(Component data from apps and pages)
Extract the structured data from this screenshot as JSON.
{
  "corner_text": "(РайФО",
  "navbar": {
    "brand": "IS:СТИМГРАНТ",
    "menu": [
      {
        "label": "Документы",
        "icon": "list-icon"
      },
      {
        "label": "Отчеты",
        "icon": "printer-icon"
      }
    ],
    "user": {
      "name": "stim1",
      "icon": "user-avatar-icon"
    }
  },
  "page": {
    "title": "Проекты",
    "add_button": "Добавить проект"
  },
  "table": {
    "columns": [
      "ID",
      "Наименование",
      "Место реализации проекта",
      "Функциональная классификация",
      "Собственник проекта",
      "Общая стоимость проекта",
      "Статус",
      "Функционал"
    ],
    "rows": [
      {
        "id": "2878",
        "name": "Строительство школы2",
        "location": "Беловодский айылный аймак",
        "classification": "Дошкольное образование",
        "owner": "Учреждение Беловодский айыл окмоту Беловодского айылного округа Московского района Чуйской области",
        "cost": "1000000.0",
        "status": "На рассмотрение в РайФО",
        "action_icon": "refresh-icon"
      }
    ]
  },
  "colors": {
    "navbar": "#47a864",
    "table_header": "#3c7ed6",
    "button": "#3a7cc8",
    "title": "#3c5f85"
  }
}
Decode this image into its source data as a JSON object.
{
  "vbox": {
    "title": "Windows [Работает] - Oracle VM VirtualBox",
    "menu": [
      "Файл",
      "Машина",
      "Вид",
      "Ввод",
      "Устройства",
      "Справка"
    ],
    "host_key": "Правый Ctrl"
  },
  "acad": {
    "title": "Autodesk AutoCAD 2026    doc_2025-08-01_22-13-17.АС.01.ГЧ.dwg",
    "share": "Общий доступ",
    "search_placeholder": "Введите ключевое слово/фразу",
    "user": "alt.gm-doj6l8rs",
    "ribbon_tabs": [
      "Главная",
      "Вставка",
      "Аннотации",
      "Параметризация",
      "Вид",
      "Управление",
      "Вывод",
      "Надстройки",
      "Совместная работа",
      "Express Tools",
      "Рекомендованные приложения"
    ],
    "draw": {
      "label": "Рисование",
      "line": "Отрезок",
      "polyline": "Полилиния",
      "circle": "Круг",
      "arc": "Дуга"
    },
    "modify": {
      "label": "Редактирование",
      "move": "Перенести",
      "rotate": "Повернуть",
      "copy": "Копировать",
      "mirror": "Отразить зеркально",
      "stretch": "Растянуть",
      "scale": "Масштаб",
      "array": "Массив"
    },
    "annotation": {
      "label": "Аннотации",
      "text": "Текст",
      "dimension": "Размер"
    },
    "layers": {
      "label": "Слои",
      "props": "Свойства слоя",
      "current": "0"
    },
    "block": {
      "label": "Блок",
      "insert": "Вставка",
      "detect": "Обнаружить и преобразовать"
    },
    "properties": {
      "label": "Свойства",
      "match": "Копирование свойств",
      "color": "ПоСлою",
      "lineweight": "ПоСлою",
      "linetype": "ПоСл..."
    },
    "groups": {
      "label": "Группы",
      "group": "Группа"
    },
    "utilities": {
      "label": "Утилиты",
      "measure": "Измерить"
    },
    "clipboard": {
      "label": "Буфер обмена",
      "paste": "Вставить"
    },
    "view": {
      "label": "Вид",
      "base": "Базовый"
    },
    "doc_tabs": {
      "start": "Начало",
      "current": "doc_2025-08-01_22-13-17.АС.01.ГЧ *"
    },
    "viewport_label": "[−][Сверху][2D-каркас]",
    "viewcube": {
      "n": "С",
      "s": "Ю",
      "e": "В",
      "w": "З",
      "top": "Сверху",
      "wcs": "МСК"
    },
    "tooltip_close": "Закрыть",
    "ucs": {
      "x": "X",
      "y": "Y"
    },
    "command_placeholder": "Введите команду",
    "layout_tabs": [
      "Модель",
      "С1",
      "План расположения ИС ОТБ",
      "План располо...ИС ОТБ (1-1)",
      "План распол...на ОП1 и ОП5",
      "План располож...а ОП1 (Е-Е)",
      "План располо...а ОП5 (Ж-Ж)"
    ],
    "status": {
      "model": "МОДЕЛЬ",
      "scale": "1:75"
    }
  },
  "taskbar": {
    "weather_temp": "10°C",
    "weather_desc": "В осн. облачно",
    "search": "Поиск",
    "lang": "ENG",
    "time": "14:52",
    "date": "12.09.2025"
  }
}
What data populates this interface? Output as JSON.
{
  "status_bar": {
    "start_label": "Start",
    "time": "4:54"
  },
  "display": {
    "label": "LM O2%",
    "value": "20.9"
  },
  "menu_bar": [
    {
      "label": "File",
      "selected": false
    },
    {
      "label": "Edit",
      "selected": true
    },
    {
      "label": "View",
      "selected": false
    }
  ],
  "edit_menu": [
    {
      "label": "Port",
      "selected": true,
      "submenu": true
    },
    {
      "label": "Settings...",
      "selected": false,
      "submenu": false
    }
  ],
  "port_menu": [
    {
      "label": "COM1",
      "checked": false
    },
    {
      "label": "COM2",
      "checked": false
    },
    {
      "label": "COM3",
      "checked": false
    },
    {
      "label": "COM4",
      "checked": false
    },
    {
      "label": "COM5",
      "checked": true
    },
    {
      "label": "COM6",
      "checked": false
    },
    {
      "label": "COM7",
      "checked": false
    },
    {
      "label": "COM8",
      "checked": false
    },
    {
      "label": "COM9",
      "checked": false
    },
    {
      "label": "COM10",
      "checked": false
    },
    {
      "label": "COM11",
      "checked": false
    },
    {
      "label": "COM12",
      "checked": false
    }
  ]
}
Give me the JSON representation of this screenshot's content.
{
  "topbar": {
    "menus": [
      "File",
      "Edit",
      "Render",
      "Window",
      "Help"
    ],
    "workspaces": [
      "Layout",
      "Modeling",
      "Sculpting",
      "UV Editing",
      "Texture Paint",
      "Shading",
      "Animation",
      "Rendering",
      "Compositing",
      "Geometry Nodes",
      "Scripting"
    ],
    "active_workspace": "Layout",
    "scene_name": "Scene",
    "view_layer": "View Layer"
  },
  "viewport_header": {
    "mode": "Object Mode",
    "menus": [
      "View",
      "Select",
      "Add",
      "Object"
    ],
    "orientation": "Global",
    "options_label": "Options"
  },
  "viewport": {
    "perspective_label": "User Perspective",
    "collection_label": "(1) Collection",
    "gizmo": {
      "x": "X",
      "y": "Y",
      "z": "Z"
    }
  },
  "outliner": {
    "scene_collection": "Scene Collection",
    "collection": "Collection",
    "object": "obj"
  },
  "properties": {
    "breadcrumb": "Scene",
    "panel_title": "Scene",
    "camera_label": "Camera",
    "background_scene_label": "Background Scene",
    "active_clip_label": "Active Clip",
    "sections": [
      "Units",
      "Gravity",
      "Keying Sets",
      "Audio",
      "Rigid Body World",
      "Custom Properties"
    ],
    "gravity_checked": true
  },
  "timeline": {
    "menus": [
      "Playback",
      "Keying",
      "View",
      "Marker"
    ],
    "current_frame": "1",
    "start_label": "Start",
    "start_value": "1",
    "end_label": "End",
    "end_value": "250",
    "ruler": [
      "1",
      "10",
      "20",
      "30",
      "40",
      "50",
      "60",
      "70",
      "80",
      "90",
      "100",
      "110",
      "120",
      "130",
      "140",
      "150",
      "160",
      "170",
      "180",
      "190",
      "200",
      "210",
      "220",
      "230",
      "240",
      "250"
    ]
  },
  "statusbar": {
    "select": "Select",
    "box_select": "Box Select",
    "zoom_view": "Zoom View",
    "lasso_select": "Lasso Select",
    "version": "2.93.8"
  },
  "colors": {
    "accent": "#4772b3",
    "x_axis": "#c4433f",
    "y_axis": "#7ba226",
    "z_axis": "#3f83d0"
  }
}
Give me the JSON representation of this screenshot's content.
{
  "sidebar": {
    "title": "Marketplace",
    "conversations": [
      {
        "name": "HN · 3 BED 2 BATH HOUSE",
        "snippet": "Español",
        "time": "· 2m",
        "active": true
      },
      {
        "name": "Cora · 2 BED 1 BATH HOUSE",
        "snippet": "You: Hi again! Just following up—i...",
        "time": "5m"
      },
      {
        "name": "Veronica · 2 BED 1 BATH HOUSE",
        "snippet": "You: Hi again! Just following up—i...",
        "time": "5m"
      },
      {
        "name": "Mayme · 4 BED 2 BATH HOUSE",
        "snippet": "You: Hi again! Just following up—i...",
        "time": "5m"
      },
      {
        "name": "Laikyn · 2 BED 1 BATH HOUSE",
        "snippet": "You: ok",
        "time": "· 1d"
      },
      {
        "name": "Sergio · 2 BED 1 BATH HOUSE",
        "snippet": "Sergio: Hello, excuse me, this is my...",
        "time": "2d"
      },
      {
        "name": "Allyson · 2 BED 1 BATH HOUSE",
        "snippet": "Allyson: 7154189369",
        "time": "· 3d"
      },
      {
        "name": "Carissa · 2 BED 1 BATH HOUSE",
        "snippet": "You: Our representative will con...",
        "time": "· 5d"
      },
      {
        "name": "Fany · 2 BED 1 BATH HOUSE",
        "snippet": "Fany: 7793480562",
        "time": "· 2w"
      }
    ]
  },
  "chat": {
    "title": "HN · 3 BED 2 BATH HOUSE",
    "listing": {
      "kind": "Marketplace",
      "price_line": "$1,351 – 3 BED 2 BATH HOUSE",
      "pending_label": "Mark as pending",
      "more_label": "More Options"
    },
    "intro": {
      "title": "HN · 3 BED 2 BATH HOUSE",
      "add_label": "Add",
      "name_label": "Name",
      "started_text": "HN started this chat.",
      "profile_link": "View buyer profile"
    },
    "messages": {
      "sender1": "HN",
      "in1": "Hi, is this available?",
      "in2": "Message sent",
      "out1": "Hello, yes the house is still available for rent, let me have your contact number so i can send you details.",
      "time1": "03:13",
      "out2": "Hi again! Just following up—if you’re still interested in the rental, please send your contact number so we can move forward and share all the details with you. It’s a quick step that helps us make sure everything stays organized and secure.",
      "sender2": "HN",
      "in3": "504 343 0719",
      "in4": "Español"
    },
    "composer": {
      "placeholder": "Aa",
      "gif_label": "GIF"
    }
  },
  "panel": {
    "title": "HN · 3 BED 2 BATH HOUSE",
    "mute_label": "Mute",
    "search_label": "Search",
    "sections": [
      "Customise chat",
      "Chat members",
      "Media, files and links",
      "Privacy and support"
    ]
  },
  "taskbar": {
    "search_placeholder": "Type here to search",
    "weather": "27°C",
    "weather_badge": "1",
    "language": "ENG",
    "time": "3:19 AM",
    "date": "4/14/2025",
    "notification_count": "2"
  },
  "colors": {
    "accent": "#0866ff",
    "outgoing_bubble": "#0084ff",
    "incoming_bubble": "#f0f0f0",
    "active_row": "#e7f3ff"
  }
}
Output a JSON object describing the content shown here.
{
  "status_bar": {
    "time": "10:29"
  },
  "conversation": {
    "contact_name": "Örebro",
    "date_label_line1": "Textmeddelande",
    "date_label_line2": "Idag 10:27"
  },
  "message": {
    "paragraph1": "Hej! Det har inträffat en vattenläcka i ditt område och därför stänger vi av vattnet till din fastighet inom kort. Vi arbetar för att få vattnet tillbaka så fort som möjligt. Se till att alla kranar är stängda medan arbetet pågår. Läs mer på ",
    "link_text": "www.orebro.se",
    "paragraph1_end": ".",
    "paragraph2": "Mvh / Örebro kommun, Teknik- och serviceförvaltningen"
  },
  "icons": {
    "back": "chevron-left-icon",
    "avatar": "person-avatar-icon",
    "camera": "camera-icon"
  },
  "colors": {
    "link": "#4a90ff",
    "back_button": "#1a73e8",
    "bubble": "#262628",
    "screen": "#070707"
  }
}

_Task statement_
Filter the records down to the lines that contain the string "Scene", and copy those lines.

_Answer to the exercise_
    "scene_name": "Scene",
    "scene_collection": "Scene Collection",
    "breadcrumb": "Scene",
    "panel_title": "Scene",
    "background_scene_label": "Background Scene",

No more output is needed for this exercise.